According to Taylor, when you hold something stimulating, it appeals to the senses and becomes difficult to ignore. This means that your attention goes to the ice’s temperature and texture. Like all methods, it’s not equally effective for everyone and experiences may vary.

4. Relax your muscles.

Progressive muscle relaxation is an anxiety and stress management technique that relieves tension from the body [PDF]. The practice is done by lying down, tensing a muscle group for up to 10 seconds, relaxing it, then moving on to another muscle group. You can start from head to toe or vice versa, or begin with your hands and then work your way through your body. Concentrating on how your muscles tense and relax helps you let go of the negative feelings a panic attack brings on.

5. Challenge your brain.

It’s not easy to shake off negative thoughts, especially as they increasingly worsen. To force your brain to think of something else, engage in small mental exercises. This includes anything from counting backward from 100 in threes or reciting the alphabet backward to counting how many letters there are in your full name or reciting all the colors you can think of or see. By completing these exercises, even imperfectly, you can distract yourself enough to potentially reduce your symptoms.

The effectiveness of such exercises depends on how invested you are in your anxious thoughts. “The earlier you notice your mind getting busy, the easier these techniques may be,” Taylor says.

6. Take your prescribed medications.

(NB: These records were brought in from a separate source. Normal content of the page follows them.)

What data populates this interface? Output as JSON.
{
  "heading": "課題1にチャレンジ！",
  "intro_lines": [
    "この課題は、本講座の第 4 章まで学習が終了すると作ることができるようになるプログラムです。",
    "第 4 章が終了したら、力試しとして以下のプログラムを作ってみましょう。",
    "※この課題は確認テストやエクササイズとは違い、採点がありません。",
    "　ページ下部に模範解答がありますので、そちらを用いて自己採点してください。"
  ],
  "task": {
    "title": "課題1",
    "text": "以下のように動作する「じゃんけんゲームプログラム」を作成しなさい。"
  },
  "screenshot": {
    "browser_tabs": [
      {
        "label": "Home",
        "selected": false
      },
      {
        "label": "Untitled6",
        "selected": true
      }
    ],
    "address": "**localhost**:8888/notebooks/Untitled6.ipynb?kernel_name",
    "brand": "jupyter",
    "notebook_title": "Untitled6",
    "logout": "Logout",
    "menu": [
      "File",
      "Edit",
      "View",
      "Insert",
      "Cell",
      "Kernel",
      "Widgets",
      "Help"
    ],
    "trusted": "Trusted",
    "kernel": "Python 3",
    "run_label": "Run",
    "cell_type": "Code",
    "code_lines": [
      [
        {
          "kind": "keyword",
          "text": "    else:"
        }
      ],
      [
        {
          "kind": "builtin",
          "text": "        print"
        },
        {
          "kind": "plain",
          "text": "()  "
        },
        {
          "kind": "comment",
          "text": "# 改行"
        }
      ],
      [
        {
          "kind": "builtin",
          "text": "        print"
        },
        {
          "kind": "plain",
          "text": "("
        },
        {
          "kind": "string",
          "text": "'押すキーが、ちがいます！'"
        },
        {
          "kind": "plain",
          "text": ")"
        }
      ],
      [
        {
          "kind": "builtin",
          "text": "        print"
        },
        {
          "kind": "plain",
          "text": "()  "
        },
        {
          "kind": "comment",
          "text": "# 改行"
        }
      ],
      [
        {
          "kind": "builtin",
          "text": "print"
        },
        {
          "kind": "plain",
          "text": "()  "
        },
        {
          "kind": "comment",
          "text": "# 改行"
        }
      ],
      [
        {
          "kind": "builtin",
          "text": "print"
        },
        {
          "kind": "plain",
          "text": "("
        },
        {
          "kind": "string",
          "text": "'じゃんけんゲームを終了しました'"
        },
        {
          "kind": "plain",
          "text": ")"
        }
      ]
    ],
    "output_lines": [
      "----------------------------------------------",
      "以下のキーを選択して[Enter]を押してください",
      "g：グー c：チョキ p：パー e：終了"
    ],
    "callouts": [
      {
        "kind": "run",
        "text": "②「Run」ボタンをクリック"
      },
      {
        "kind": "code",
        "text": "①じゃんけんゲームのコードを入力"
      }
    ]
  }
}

Seeing a doctor and getting treatment for frequent panic attacks is important because they can become worse over time. There are a variety of medications that can help with panic attacks, but according to the Mayo Clinic, selective serotonin reuptake inhibitors (SSRIs) are the most effective choice for panic attacks. Take your medication(s) as prescribed, and try to be aware of how well and quickly they work for you, so that you can talk with your doctor to make sure you're taking the best medication for your symptoms.